Today, Tsumago is one of the two best-preserved villages on the Nakasendo. As you walk down the main street, you get the sense of having travelled back through time as you are surrounded by traditional wooden houses that appear authentic in their constructed with curved tile roofs and characteristic wooden shutters on the facades. Cars are forbidden in the town during daytime and all phone and electrical lines are well-hidden, making the gorgeous, forest-clad mountains your scenery.

From Tsumago, you wander along the historical Nakasendo Highway to Magome, which is the other one of the best-preserved towns on the route.
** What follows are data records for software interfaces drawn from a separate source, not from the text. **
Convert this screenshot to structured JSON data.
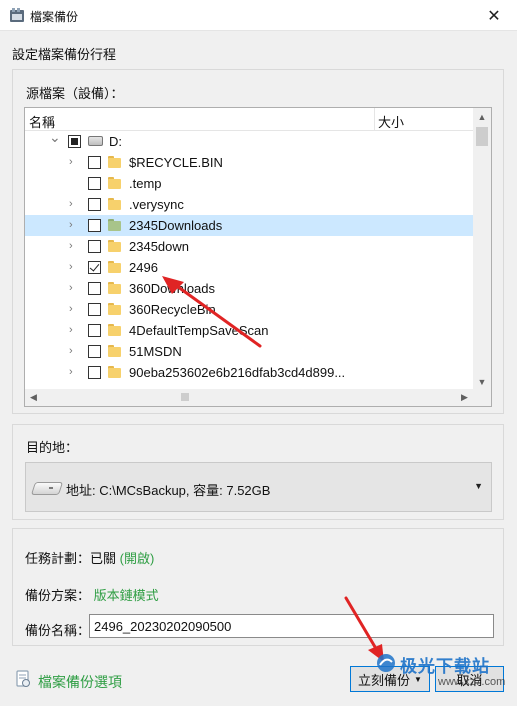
{
  "window": {
    "title": "檔案備份",
    "close_glyph": "✕"
  },
  "section_title": "設定檔案備份行程",
  "source": {
    "label": "源檔案（設備）：",
    "columns": {
      "name": "名稱",
      "size": "大小"
    },
    "rows": [
      {
        "label": "D:",
        "type": "drive",
        "expander": "expanded",
        "check": "partial"
      },
      {
        "label": "$RECYCLE.BIN",
        "type": "folder",
        "expander": "collapsed",
        "check": "unchecked"
      },
      {
        "label": ".temp",
        "type": "folder",
        "expander": "none",
        "check": "unchecked"
      },
      {
        "label": ".verysync",
        "type": "folder",
        "expander": "collapsed",
        "check": "unchecked"
      },
      {
        "label": "2345Downloads",
        "type": "folder-green",
        "expander": "collapsed",
        "check": "unchecked",
        "selected": true
      },
      {
        "label": "2345down",
        "type": "folder",
        "expander": "collapsed",
        "check": "unchecked"
      },
      {
        "label": "2496",
        "type": "folder",
        "expander": "collapsed",
        "check": "checked"
      },
      {
        "label": "360Downloads",
        "type": "folder",
        "expander": "collapsed",
        "check": "unchecked"
      },
      {
        "label": "360RecycleBin",
        "type": "folder",
        "expander": "collapsed",
        "check": "unchecked"
      },
      {
        "label": "4DefaultTempSaveScan",
        "type": "folder",
        "expander": "collapsed",
        "check": "unchecked"
      },
      {
        "label": "51MSDN",
        "type": "folder",
        "expander": "collapsed",
        "check": "unchecked"
      },
      {
        "label": "90eba253602e6b216dfab3cd4d899...",
        "type": "folder",
        "expander": "collapsed",
        "check": "unchecked"
      }
    ]
  },
  "destination": {
    "label": "目的地：",
    "value": "地址: C:\\MCsBackup, 容量: 7.52GB"
  },
  "schedule": {
    "label": "任務計劃：已關",
    "toggle": "(開啟)"
  },
  "scheme": {
    "label": "備份方案：",
    "value": "版本鏈模式"
  },
  "backup_name": {
    "label": "備份名稱：",
    "value": "2496_20230202090500"
  },
  "footer": {
    "options_link": "檔案備份選項",
    "backup_button": "立刻備份",
    "cancel_button": "取消"
  },
  "watermark": {
    "title": "极光下载站",
    "url": "www.xz7.com"
  },
  "colors": {
    "accent": "#0078d7",
    "link_green": "#2f9e44",
    "selected_row": "#cce8ff",
    "annotation_arrow": "#e02424"
  }
}
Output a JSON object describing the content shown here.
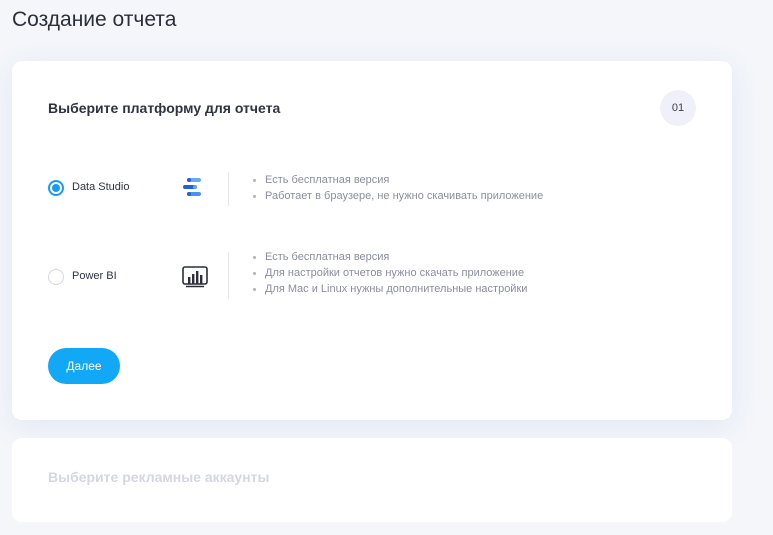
{
  "page": {
    "title": "Создание отчета"
  },
  "step1": {
    "title": "Выберите платформу для отчета",
    "number": "01",
    "options": [
      {
        "label": "Data Studio",
        "selected": true,
        "icon": "data-studio-icon",
        "features": [
          "Есть бесплатная версия",
          "Работает в браузере, не нужно скачивать приложение"
        ]
      },
      {
        "label": "Power BI",
        "selected": false,
        "icon": "power-bi-icon",
        "features": [
          "Есть бесплатная версия",
          "Для настройки отчетов нужно скачать приложение",
          "Для Mac и Linux нужны дополнительные настройки"
        ]
      }
    ],
    "next_label": "Далее"
  },
  "step2": {
    "title": "Выберите рекламные аккаунты"
  },
  "colors": {
    "accent": "#12a8f5",
    "radio": "#1a9bf0",
    "data_studio_dark": "#1f63d6",
    "data_studio_light": "#6aa8f7"
  }
}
Tsumago and Magome are about 8 km from each other and the hike takes about 3 hours at a calm pace. This is not a tough hike, and there are signs written in English the whole way.

The trip is enchantingly beautiful and on the way you will pass high cedar trees, waterfalls and small Shinto shrines. When you arrive in Magome, you can enjoy the magnificent panoramic views of the Japanese Alps, whose peaks can be seen quite clearly.

Just as in Tsumago, Magome allows you to experience the beautiful, traditional wooden houses from the Edo period along the main street. Here it is practically impossible to avoid bumping into the name Toson. As some may know, Shimazaki Toson is a renowned Japanese author who was born in Magome in 1872. If you like, you can pay a visit to his birthplace, which today serves as a museum.

The trip ends with a night in Tokyo.

NB! This tour is not possible from December to February.

Overnight stay Hotel Buena Vista Matsumoto  / Hotel Kisoji  / Shinjuku Washington Hotel 

Enquire Now
Additional Information
Help, Advice or Booking

Contact our experts now:
0845 528 1416
info@asiatours.co.uk

Hours of opening:
Mon, Wed & Fri: 8 - 16 Tue&Thu: 8-21 Sat: 9-17

Enquire Now

Newsletter

Receive all the latest news and offers delivered to your inbox!

We use cookies for statistics and targeted marketing at third parties.
You accept this by clicking on.
Read more here.